• **INPUT DATA**:
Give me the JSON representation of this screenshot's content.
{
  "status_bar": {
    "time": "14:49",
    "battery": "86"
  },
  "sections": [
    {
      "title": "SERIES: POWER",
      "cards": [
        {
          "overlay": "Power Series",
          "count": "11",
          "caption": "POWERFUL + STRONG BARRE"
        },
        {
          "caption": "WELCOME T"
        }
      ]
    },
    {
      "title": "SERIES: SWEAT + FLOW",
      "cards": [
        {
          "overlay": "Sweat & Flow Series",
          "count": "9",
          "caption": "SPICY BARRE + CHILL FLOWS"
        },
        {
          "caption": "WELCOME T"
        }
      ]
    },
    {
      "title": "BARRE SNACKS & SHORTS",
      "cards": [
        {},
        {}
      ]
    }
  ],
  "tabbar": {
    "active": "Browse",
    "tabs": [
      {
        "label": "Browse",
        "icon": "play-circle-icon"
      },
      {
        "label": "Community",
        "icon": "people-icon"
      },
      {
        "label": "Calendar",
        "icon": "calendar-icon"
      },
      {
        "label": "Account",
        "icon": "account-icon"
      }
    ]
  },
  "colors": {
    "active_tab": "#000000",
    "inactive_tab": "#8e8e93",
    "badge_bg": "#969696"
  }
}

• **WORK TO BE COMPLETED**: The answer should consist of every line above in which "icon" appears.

• **SOLUTION TO THIS PROBLEM**:
        "icon": "play-circle-icon"
        "icon": "people-icon"
        "icon": "calendar-icon"
        "icon": "account-icon"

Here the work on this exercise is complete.